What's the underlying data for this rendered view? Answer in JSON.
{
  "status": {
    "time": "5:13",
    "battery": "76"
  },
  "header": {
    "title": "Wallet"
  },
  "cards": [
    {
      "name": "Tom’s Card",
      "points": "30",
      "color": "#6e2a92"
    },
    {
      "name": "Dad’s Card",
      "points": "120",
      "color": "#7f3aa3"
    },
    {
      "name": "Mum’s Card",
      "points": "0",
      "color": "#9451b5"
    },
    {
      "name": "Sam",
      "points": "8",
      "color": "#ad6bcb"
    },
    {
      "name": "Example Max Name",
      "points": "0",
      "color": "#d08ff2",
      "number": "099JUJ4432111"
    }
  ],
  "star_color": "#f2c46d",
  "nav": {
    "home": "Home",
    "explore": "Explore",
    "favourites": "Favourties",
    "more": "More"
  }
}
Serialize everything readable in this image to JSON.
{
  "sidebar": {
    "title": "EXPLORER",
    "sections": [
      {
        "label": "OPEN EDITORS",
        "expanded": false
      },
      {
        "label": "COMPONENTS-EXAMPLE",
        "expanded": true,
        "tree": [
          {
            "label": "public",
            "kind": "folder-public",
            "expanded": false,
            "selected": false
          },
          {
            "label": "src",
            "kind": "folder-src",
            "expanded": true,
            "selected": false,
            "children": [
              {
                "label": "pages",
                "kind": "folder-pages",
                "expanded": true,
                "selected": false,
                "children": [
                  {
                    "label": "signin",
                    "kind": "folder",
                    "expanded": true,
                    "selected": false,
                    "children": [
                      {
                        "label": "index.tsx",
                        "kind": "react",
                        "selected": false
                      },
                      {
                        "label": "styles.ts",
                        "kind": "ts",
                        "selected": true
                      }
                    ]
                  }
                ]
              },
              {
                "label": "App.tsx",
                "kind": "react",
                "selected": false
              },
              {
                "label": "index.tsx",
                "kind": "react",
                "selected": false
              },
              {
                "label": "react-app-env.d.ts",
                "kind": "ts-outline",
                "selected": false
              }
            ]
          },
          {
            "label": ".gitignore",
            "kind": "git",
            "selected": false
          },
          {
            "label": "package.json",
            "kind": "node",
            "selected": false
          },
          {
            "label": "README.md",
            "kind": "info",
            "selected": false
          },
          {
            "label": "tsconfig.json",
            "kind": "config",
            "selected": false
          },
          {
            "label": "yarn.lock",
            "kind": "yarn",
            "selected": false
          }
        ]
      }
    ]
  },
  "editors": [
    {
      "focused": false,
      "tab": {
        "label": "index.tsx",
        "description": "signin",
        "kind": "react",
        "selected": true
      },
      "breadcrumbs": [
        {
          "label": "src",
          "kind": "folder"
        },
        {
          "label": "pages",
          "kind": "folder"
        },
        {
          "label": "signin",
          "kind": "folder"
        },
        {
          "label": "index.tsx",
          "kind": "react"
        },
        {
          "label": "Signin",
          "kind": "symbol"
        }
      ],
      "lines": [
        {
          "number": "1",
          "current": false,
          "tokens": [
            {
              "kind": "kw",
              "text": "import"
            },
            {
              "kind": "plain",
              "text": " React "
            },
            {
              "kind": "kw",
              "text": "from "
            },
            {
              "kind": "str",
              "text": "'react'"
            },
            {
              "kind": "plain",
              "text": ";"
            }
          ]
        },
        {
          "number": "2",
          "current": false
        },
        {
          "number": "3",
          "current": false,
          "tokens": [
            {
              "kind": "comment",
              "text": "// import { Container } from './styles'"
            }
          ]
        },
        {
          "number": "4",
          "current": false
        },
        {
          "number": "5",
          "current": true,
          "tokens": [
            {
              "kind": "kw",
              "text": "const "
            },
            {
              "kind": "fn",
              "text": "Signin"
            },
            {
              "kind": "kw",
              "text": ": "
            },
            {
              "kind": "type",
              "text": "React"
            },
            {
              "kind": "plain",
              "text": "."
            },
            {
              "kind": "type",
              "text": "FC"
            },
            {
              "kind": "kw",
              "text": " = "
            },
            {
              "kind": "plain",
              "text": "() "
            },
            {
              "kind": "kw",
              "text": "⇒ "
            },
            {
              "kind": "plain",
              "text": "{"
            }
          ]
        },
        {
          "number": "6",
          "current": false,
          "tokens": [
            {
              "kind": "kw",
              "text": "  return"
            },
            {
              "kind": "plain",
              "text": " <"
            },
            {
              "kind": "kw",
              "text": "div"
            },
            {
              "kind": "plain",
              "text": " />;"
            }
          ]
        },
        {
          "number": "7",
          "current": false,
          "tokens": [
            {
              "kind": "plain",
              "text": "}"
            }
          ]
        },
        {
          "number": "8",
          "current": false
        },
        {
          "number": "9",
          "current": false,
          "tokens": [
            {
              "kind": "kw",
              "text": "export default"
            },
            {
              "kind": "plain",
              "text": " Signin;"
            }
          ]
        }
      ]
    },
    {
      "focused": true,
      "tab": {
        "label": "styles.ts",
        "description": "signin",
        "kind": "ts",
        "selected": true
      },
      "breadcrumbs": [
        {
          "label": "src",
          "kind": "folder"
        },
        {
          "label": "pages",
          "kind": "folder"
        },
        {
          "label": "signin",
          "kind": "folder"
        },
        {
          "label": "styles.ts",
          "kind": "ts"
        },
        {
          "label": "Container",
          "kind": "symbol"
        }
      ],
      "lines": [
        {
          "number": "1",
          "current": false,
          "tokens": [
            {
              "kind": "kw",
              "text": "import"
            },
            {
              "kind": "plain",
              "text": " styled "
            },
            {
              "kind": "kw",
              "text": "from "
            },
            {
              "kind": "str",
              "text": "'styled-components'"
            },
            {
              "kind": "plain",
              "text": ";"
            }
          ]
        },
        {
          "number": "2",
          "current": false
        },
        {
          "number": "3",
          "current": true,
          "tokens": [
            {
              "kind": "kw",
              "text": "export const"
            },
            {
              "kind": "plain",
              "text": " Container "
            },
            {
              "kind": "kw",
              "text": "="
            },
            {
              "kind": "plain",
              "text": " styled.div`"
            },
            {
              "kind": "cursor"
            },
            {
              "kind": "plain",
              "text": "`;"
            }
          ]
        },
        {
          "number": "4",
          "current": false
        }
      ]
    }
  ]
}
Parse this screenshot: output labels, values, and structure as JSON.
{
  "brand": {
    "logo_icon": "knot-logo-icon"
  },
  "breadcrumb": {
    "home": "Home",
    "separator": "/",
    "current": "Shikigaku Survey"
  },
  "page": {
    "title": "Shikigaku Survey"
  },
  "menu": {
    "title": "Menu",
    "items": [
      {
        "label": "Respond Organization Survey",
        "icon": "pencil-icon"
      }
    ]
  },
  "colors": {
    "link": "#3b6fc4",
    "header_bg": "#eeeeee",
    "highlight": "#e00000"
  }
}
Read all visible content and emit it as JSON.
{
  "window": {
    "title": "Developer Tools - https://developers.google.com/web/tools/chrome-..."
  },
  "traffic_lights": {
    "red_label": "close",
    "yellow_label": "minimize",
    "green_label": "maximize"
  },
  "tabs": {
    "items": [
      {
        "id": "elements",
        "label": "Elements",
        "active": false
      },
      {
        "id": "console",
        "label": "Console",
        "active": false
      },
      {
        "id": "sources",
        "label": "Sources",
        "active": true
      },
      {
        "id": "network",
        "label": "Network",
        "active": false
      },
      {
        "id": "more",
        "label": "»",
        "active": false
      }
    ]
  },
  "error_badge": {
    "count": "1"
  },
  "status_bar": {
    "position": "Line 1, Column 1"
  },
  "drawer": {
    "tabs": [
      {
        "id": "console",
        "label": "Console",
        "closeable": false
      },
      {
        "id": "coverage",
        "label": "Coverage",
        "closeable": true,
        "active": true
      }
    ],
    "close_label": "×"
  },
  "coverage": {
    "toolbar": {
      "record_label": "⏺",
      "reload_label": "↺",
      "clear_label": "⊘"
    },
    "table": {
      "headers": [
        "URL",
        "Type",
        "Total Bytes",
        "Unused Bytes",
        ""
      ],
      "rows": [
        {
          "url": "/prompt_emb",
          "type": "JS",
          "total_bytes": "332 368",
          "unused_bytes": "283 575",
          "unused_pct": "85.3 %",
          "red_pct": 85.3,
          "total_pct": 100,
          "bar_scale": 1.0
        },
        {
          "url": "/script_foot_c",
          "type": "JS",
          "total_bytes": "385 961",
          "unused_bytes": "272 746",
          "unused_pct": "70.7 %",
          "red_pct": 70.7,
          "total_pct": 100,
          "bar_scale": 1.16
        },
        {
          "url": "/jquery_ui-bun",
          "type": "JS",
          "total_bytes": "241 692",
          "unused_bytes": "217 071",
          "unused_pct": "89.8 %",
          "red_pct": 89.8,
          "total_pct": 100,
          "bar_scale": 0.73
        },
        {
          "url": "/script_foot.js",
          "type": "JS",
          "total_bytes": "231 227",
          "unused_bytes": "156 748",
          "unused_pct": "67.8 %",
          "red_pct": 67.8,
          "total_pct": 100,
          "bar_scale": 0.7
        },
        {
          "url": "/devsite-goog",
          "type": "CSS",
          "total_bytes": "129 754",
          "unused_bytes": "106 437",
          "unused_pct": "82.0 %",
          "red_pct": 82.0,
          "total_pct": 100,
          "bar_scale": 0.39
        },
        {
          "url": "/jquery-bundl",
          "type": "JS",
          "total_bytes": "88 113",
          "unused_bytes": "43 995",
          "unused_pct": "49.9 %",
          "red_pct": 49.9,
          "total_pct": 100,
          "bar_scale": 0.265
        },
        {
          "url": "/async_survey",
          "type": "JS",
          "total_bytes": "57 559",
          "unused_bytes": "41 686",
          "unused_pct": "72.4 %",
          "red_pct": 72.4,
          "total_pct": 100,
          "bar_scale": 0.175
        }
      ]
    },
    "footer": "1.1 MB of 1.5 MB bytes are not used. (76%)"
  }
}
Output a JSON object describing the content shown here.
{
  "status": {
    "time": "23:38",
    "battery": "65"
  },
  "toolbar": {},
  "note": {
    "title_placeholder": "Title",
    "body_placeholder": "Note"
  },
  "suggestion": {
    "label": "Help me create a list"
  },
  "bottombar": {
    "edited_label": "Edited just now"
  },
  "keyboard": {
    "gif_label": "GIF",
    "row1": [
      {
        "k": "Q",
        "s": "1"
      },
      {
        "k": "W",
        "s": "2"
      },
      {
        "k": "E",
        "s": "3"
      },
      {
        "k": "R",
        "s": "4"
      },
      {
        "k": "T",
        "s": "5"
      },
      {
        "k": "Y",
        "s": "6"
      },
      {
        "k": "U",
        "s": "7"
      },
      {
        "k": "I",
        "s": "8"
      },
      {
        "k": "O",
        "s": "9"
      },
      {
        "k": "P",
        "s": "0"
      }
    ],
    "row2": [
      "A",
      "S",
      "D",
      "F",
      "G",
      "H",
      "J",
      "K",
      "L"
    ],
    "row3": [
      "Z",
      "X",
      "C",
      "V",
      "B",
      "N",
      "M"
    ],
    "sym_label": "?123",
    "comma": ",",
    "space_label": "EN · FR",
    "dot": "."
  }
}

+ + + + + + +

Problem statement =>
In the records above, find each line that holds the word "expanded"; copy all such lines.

Answer to the exercise =>
        "expanded": false
        "expanded": true,
            "expanded": false,
            "expanded": true,
                "expanded": true,
                    "expanded": true,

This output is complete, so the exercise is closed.